▶ [EXERCISE DETAILS]: List every line in this data where the string "null" occurs.

···

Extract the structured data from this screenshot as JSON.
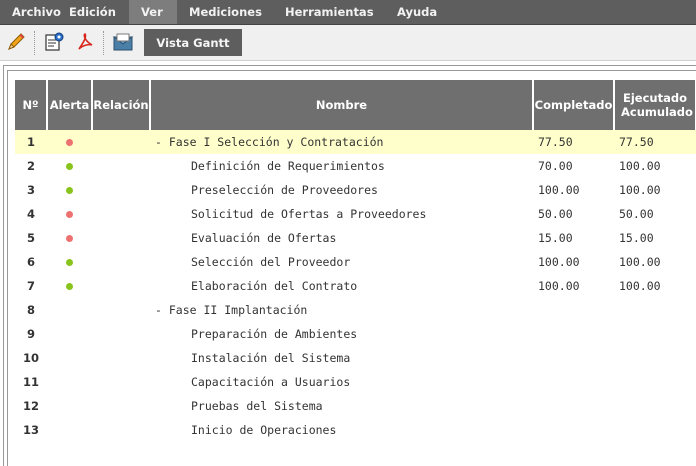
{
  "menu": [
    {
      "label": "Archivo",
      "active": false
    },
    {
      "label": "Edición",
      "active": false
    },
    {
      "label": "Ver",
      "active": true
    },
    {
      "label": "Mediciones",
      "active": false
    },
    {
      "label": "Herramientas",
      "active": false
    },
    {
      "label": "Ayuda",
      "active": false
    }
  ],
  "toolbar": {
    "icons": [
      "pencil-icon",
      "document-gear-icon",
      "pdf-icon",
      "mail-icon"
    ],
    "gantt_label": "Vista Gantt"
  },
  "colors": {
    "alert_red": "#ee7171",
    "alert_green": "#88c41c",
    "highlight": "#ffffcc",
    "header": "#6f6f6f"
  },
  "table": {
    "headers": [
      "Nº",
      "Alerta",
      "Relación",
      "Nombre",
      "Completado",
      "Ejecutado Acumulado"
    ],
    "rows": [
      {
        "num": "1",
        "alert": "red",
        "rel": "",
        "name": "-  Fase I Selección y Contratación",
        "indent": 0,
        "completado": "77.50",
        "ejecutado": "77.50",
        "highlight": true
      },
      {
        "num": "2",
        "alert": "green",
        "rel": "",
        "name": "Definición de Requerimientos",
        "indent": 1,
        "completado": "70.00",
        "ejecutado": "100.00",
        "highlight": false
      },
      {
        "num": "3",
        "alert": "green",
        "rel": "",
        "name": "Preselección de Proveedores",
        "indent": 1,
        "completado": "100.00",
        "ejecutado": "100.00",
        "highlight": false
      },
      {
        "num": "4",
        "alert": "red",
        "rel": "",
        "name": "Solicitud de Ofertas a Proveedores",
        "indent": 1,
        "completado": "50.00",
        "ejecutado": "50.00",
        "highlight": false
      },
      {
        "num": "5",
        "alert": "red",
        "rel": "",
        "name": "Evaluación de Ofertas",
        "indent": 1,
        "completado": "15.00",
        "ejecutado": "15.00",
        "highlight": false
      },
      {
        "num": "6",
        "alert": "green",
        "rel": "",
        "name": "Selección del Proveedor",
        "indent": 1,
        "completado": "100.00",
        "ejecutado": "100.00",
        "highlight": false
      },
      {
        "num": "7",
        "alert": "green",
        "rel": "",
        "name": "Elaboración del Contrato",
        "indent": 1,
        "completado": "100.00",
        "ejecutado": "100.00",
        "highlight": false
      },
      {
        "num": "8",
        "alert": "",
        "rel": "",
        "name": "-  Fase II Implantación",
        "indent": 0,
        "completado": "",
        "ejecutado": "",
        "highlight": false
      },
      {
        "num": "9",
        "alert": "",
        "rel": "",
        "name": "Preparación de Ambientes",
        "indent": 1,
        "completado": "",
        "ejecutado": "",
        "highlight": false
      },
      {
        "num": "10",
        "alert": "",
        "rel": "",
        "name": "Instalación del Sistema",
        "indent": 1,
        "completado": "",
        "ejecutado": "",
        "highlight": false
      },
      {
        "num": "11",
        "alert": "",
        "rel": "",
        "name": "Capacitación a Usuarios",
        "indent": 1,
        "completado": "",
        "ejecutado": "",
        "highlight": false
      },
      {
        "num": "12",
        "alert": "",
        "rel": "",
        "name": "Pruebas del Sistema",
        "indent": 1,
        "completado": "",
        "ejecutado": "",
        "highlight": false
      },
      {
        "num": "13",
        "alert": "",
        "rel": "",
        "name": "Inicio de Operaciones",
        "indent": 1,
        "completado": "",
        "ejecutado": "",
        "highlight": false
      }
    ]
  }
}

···

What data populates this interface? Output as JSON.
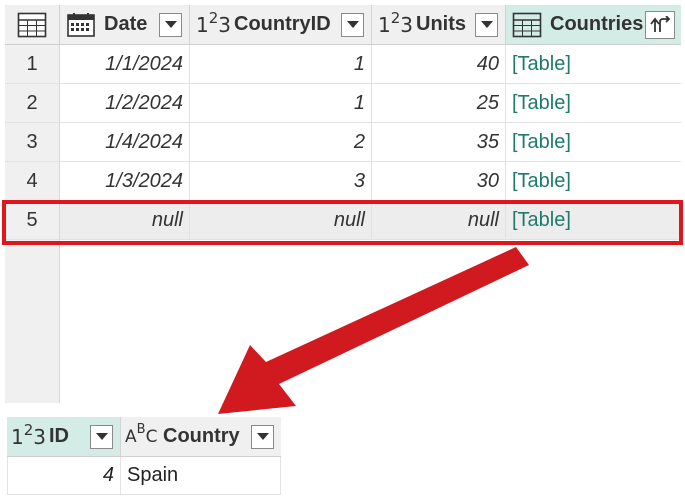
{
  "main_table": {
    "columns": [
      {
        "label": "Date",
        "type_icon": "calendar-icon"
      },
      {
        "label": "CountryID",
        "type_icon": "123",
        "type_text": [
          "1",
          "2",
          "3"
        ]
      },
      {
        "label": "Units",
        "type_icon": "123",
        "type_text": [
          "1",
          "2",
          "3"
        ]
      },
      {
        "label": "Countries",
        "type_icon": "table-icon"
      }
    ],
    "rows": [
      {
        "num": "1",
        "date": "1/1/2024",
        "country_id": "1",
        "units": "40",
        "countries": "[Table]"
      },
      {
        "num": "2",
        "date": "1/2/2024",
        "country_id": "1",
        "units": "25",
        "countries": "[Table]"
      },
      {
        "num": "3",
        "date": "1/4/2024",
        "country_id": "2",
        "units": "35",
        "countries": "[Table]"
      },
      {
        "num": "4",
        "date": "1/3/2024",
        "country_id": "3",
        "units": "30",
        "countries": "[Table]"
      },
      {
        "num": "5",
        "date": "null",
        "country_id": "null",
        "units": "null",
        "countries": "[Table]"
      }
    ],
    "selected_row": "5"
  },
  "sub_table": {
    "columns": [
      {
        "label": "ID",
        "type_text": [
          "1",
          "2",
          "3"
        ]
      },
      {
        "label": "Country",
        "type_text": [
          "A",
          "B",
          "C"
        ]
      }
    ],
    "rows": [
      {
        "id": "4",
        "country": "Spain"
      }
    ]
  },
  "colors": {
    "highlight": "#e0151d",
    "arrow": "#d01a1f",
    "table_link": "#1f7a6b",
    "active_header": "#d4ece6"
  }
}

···

▶ [WRITTEN REPLY]:
        "date": "null",
        "country_id": "null",
        "units": "null",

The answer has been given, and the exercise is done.